During trimester two you should start decreasing your intensity and duration once it starts to feel like it is becoming harder. Remember, you should be comfortably be able to maintain a conversation when you are working out. Your body is changing and although you can carry on running (although it should be ‘jogging’ – not too fast!) you should gradually start to adapt your workouts.

 running in the third trimester

During trimester three you may be able to carry on jogging if it still feels ok, but make sure you listen to your body and move on to a lower impact activity if it doesn’t feel right. Your bump may make you feel unbalanced or you may have some pelvic aches. Cross training, power walking, cycling and swimming are all great alternatives. If you do continue to jog then, once again, work at a comfortable intensity for a sensible duration and maybe build in some walk/jog sessions, alternating between each for five minutes at a time.

 Safety comes first:

In summary, if your pregnancy is low risk and you feel fine, don’t be frightened to continue something you enjoy, but remember running is high impact and you may feel more comfortable moving to gentler activities later on in your pregnancy with a view to taking up running again once you have had your baby. It’s up to you – every woman is different. Definitely ignore anyone that tries to criticise you jogging with a bump; we need to change the way people perceive pregnant women – start the revolution!

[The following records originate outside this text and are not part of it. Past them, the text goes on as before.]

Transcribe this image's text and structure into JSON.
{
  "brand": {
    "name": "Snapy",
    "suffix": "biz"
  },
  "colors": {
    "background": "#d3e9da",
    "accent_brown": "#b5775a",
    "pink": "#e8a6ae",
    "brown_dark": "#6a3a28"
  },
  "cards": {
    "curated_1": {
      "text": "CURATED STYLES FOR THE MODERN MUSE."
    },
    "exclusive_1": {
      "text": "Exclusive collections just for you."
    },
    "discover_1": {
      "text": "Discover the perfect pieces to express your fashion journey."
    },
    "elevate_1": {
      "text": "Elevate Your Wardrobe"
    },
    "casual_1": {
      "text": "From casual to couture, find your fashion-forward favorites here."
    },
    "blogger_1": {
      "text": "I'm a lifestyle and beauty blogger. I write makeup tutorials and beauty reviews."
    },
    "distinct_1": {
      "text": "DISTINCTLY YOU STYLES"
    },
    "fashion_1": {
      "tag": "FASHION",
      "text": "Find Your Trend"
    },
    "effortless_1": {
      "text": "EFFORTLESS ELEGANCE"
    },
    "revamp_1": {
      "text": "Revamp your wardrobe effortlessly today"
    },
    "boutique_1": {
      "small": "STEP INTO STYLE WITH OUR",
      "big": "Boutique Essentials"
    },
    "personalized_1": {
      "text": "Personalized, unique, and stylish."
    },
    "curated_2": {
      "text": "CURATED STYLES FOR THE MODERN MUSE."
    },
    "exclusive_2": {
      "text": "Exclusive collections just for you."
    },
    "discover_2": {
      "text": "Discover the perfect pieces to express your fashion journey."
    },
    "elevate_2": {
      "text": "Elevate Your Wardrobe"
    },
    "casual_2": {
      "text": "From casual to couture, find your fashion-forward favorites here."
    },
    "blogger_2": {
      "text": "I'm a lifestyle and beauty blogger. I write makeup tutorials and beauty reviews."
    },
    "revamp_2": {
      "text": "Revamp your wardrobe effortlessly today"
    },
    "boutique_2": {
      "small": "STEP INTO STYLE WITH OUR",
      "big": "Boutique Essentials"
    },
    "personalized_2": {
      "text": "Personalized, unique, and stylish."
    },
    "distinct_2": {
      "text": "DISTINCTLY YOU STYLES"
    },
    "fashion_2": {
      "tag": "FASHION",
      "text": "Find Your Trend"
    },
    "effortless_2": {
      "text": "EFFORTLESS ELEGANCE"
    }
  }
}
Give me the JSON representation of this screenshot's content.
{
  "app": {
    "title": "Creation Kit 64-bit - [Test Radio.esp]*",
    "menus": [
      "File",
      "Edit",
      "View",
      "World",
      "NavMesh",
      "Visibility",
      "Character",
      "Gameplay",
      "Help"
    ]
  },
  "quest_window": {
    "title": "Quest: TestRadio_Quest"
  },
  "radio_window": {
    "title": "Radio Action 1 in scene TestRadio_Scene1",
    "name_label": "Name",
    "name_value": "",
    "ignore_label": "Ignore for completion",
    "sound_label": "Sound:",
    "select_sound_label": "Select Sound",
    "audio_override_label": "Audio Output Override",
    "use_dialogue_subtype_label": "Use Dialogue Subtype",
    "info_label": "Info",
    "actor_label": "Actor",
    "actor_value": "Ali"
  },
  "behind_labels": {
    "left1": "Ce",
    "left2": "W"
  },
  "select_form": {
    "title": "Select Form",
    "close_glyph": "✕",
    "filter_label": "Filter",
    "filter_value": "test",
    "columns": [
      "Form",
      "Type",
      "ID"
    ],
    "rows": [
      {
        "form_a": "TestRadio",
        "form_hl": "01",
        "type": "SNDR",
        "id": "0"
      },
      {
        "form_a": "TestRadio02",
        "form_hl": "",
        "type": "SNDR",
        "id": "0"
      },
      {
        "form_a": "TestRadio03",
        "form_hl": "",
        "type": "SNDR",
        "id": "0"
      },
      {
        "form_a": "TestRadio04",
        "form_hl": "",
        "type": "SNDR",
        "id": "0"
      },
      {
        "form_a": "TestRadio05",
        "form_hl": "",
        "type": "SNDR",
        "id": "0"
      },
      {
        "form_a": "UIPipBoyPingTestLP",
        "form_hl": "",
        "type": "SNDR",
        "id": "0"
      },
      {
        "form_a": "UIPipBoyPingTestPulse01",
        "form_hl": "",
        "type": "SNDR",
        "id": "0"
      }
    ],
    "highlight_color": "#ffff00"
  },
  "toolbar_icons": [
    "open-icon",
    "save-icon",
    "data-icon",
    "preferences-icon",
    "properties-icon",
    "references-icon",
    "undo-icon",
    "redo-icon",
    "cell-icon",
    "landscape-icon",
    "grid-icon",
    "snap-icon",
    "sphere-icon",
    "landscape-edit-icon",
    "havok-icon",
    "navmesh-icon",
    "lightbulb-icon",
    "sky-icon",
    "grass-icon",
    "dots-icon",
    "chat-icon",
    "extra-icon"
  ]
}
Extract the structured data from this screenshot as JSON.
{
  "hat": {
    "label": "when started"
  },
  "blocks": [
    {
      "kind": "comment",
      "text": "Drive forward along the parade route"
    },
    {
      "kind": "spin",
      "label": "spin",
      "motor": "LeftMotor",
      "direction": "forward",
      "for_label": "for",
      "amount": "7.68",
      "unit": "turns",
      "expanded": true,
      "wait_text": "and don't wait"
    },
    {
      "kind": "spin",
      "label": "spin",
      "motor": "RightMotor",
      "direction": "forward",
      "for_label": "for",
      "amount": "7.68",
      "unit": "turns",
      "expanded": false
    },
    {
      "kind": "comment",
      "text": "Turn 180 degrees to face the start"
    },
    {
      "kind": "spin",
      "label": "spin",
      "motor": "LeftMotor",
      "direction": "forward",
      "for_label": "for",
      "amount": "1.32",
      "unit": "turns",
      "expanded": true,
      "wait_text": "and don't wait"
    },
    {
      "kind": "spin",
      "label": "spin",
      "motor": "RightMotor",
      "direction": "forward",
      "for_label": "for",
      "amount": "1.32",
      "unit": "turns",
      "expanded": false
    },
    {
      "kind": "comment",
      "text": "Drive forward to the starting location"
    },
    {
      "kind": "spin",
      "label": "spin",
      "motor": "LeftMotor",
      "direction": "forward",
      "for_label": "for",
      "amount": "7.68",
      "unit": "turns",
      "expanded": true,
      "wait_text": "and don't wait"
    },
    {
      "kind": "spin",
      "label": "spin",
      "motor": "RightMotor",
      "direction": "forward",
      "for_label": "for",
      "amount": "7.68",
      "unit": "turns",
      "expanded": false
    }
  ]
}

More about running in pregnancy here

Maria Kang “what’s your excuse?” photo, she’s got a good point!

Maria is all across the TV this morning with her controversial photo, which shows her with a flat tummy and amazing body with her 3 children. All credit to her this is very clever PR (probably carefully planned for maximum exposure) and has got her worldwide coverage!

She shouldn’t be getting so much criticism though, she is a hard working mum who has prioritised her fitness and her body, setting a great example to her kids.

From my own experience I know that you don’t have to sacrifice time with your children to exercise. If you are motivated you can fit it in around them. But it is hard work, which is why most women don’t bother. Don’t blame her for taking control and looking amazing!

I lost all my baby weight in 2 weeks with both of my daughters with sensible eating and exercise at home, following my exercise plan, the 3-plan. Make having a child the time you become a healthier, fitter, more confident woman and your whole family will benefit.

Here is my photo after 12 weeks after baby number 2 – my plan really does work!

12 weeks after baby

Come and see me at the baby show on Friday!

I will be going along to the baby show this Friday at Earls Court in London to talk to all you lovely ladies about exercise in pregnancy.

I’ll be signing my book – The 3-Plan: Your Complete Pregnancy and Postnatal Exercise Plan and answering any questions about staying fit and healthy in pregnancy. I hope I can put your mind at rest and give you advice and confidence.

I’ll be on the Fittamamma stand (C25) wearing some of their beautiful pregnancy fitness clothes so come along and have a chat and get kitted out for a fit pregnancy. I am really looking forward to meeting you!

More about the show: www.thebabyshow.co.uk/earls-court

More about Fittamamma: www.fittamamma.com

Buy my book: www.bump2mumfitness.com/3-plan

Lucie x